Sia Martinez and the Moonlit Beginning of Everything isn’t the first novel I’ve written. Nor the second. I suppose you could say it was my third full and finished novel, but that doesn’t feel like anywhere near the whole of it. It feels like it erases all those words I’d written before and between—the two novellas, the hundreds, maybe thousands of poems, the short stories and flash pieces, journal and diary entries, letters and notes, fanfiction, prayers. Millions of words, I’d reckon.
When I think of all those words, I think of stars shimmering in the night sky. Not necessarily for their beauty, but for their numerousness. So many, you could spend a thousand years counting them all. I suspect this is similar for most writers—you could stack all our words on one another and end up with a staircase to Neptune and back.
I wrote my first full and finished novel when I was twenty-five. I put five years of work into it total, and then I went into the query trenches.
I stopped crying after the fiftieth rejection, and after the hundredth, I moved on. It took me three months to write my next novel, which I put aside to work on my MFA in poetry. When I queried it, it was mainly to distract myself from brutal postpartum PTSD. I recently found that old query letter and discovered several typos—really a reflection of my state of mind that year.

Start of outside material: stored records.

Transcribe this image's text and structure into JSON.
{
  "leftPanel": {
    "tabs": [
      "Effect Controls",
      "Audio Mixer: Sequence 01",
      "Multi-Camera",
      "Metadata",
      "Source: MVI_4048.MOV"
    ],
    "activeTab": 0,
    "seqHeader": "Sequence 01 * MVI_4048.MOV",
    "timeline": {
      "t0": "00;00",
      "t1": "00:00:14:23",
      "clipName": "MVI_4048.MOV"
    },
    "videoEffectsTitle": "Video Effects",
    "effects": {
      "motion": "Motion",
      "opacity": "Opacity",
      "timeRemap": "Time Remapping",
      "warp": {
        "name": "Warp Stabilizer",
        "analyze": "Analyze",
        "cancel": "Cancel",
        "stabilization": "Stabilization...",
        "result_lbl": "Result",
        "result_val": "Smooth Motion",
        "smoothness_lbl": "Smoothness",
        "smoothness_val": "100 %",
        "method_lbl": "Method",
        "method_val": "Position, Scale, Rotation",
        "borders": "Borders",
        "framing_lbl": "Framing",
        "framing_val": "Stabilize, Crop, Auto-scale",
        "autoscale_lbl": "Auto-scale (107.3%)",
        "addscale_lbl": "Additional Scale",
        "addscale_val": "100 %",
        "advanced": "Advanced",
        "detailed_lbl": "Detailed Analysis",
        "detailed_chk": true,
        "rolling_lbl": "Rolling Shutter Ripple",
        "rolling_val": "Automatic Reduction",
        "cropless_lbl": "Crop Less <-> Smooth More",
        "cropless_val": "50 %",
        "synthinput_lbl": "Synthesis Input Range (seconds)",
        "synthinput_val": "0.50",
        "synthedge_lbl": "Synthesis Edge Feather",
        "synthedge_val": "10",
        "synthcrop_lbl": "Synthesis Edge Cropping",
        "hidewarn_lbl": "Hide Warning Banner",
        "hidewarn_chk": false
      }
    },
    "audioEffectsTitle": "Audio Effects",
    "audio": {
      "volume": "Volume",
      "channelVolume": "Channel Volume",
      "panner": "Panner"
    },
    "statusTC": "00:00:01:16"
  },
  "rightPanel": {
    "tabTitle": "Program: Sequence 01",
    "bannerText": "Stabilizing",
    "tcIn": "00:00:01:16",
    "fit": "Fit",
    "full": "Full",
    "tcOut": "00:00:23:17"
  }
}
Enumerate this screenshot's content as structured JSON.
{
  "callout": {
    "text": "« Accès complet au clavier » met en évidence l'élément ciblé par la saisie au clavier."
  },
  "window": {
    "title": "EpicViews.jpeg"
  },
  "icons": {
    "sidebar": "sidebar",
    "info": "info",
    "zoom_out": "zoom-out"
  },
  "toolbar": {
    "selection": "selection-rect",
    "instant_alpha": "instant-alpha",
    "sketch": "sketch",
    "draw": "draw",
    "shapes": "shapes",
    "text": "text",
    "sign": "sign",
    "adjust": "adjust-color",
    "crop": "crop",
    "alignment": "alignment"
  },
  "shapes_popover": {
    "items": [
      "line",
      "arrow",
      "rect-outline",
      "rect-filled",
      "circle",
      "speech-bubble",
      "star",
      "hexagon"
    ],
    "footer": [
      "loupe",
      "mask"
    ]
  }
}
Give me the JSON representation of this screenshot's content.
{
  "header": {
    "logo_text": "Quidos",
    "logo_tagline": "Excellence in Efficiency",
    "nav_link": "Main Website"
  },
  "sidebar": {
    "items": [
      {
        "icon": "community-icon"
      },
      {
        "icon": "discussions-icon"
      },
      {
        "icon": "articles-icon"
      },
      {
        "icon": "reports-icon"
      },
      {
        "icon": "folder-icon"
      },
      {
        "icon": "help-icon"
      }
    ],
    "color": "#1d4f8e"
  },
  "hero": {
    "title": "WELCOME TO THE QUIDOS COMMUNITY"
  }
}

The idea for Sia Martinez came in the middle of a walk. At the time, I was writing my MFA thesis. Things weren’t quite like when I wrote my first two manuscripts—I had a baby and school, and overall felt much too overwhelmed to start a whole new book. But the idea persisted, and a few weeks after I graduated, I went to work on it.
It took me nine months to write and revise Sia. I wrote while my son took his bath in the kitchen sink of the various basement apartments we rented in Jersey. I wrote as he nursed and then as he napped. I wrote as he played at the park, sometimes managing just one or two words at a time between pushes at the swing set, my notebook balanced in the crook of my arm.
After revising the manuscript, I read every entry of the Query Shark blog, and then wrote rough drafts of ten different queries. I cut and pasted them back and forth, back and forth, until I had something I thought looked alright:
All Sia wants is to no longer be known as the Angsty Girl Whose Mom Died. Unfortunately, this is way harder than it sounds.
For one, she lives in the same town as Sheriff McGhee, the jerk who got her mom deported in the first place. And, of course, his son Jeremy’s only goal in life is to constantly remind Sia her mom deserved to die.
Literally, though, the biggest thing preventing Sia from getting past the worst event of her life?
The blue-lit spacecraft that crashes in front of her car.
The one her dead mom crawls out of.
Sia and her mom have to run now, before they arrive.
Kinda hard to do when they turn out to be armed soldiers alongside an honest-to-God alien. Apparently her mom’s newfangled genetic makeup is their most illegal secret. And they plan to keep it that way.
Sia will do anything to keep from losing her mom again, even if it means risking her own DNA.
As long as this lady’s still her mom in the first place.
This query was more than alright. It got me around twenty partial and full requests, leading to three offers of representation. I signed with my amazing agent Elizabeth Bewley within the month, and shortly thereafter, Sia Martinez and the Moonlit Beginning of Everything sold to Simon Pulse at auction.
I’m beyond grateful to everyone who made my debut possible, but especially I am grateful to myself for never giving up on my dreams.
Raquel Vasquez Gilliland is a Mexican American poet, novelist and painter. She received her MFA in poetry from the University of Alaska, Anchorage in 2017. She’s most inspired by fog and seeds and the lineages of all things. When not writing, Raquel tells stories to her plants and they tell her stories back. She lives in Tennessee with her beloved family and mountains. Raquel has published two books of poetry. Sia Martinez and the Moonlit Beginning of Everything is her first novel.